*** RECORDS SUPPLIED ***
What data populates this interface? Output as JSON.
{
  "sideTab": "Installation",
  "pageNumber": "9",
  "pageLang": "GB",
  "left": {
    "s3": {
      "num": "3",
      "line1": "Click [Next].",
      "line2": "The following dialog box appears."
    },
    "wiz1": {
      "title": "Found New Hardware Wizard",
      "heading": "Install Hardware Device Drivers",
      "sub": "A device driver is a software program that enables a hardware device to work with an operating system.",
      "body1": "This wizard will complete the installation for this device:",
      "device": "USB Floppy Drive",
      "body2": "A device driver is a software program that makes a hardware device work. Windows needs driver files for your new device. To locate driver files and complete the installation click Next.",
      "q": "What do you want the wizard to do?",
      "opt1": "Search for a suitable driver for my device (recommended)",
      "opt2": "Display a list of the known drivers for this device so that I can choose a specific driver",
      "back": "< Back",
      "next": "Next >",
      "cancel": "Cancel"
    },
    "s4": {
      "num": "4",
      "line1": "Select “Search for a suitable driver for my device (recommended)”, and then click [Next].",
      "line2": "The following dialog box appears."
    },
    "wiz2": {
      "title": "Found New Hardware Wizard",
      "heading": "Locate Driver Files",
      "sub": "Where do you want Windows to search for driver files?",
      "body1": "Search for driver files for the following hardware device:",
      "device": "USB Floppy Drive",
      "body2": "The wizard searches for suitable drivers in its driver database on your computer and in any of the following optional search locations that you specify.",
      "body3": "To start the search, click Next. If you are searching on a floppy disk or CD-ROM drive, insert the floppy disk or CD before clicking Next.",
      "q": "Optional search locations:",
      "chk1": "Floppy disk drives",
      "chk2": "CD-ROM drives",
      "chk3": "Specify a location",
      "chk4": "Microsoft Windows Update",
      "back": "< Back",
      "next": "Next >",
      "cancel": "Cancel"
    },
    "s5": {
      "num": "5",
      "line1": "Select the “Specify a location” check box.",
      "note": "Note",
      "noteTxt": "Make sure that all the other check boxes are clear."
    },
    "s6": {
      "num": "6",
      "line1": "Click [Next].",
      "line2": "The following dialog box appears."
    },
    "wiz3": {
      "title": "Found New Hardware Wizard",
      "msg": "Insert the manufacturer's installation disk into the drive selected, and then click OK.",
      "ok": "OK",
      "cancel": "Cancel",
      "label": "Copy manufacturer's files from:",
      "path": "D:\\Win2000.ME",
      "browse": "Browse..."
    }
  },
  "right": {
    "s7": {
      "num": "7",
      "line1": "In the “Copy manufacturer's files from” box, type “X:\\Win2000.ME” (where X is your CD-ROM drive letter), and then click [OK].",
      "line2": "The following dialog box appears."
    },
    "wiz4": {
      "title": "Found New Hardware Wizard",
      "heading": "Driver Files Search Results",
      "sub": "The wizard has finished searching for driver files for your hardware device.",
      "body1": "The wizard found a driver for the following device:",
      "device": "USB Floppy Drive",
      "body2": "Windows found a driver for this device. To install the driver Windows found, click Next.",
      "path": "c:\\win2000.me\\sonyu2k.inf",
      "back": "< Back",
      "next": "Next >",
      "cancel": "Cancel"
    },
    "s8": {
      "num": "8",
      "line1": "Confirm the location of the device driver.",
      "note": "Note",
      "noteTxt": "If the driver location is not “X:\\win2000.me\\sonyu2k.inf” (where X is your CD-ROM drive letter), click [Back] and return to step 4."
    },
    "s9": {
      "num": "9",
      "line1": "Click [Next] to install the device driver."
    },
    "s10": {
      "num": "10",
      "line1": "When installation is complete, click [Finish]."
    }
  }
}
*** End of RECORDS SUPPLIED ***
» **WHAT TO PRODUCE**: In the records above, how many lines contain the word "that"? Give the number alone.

» **ANSWER TO THIS TASK**: 5